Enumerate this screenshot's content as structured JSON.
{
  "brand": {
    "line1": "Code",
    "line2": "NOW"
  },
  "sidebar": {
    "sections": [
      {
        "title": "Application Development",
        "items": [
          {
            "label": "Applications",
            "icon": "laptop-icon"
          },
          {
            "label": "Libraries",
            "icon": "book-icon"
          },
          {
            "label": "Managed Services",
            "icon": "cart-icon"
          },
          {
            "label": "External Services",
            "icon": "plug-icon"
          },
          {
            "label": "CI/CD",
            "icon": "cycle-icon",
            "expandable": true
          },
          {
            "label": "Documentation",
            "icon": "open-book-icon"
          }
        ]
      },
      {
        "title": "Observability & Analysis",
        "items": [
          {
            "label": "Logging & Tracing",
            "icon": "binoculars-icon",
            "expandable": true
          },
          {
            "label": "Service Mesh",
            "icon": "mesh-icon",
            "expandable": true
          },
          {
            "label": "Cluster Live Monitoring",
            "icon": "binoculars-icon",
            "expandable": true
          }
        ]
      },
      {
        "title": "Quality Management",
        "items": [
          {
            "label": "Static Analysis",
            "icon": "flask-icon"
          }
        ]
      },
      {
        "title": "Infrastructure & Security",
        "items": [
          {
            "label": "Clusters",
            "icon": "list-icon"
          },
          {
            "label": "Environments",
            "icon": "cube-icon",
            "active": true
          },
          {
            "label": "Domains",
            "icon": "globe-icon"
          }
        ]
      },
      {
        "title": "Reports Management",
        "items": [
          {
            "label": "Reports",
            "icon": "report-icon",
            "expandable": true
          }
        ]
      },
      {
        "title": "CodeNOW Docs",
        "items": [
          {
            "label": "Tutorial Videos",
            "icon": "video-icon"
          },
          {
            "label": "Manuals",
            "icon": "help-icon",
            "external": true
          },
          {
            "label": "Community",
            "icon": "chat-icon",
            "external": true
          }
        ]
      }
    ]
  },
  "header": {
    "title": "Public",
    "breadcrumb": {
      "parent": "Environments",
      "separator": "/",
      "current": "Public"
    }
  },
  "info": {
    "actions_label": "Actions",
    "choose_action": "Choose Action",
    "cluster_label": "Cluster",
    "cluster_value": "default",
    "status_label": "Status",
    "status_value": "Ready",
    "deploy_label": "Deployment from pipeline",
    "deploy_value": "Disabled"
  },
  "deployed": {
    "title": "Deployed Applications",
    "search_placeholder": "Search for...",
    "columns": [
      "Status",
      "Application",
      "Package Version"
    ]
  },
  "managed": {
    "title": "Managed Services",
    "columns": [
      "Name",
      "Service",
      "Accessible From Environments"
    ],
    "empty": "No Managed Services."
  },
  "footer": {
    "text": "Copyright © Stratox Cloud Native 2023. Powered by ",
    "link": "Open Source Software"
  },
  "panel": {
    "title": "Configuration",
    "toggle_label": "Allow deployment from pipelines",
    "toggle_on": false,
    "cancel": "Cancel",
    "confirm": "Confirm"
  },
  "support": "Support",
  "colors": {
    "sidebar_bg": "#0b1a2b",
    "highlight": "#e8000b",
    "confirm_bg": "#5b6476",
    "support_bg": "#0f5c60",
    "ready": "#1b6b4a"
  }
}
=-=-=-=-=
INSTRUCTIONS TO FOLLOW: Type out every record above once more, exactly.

ANSWER SPACE:
Enumerate this screenshot's content as structured JSON.
{
  "brand": {
    "line1": "Code",
    "line2": "NOW"
  },
  "sidebar": {
    "sections": [
      {
        "title": "Application Development",
        "items": [
          {
            "label": "Applications",
            "icon": "laptop-icon"
          },
          {
            "label": "Libraries",
            "icon": "book-icon"
          },
          {
            "label": "Managed Services",
            "icon": "cart-icon"
          },
          {
            "label": "External Services",
            "icon": "plug-icon"
          },
          {
            "label": "CI/CD",
            "icon": "cycle-icon",
            "expandable": true
          },
          {
            "label": "Documentation",
            "icon": "open-book-icon"
          }
        ]
      },
      {
        "title": "Observability & Analysis",
        "items": [
          {
            "label": "Logging & Tracing",
            "icon": "binoculars-icon",
            "expandable": true
          },
          {
            "label": "Service Mesh",
            "icon": "mesh-icon",
            "expandable": true
          },
          {
            "label": "Cluster Live Monitoring",
            "icon": "binoculars-icon",
            "expandable": true
          }
        ]
      },
      {
        "title": "Quality Management",
        "items": [
          {
            "label": "Static Analysis",
            "icon": "flask-icon"
          }
        ]
      },
      {
        "title": "Infrastructure & Security",
        "items": [
          {
            "label": "Clusters",
            "icon": "list-icon"
          },
          {
            "label": "Environments",
            "icon": "cube-icon",
            "active": true
          },
          {
            "label": "Domains",
            "icon": "globe-icon"
          }
        ]
      },
      {
        "title": "Reports Management",
        "items": [
          {
            "label": "Reports",
            "icon": "report-icon",
            "expandable": true
          }
        ]
      },
      {
        "title": "CodeNOW Docs",
        "items": [
          {
            "label": "Tutorial Videos",
            "icon": "video-icon"
          },
          {
            "label": "Manuals",
            "icon": "help-icon",
            "external": true
          },
          {
            "label": "Community",
            "icon": "chat-icon",
            "external": true
          }
        ]
      }
    ]
  },
  "header": {
    "title": "Public",
    "breadcrumb": {
      "parent": "Environments",
      "separator": "/",
      "current": "Public"
    }
  },
  "info": {
    "actions_label": "Actions",
    "choose_action": "Choose Action",
    "cluster_label": "Cluster",
    "cluster_value": "default",
    "status_label": "Status",
    "status_value": "Ready",
    "deploy_label": "Deployment from pipeline",
    "deploy_value": "Disabled"
  },
  "deployed": {
    "title": "Deployed Applications",
    "search_placeholder": "Search for...",
    "columns": [
      "Status",
      "Application",
      "Package Version"
    ]
  },
  "managed": {
    "title": "Managed Services",
    "columns": [
      "Name",
      "Service",
      "Accessible From Environments"
    ],
    "empty": "No Managed Services."
  },
  "footer": {
    "text": "Copyright © Stratox Cloud Native 2023. Powered by ",
    "link": "Open Source Software"
  },
  "panel": {
    "title": "Configuration",
    "toggle_label": "Allow deployment from pipelines",
    "toggle_on": false,
    "cancel": "Cancel",
    "confirm": "Confirm"
  },
  "support": "Support",
  "colors": {
    "sidebar_bg": "#0b1a2b",
    "highlight": "#e8000b",
    "confirm_bg": "#5b6476",
    "support_bg": "#0f5c60",
    "ready": "#1b6b4a"
  }
}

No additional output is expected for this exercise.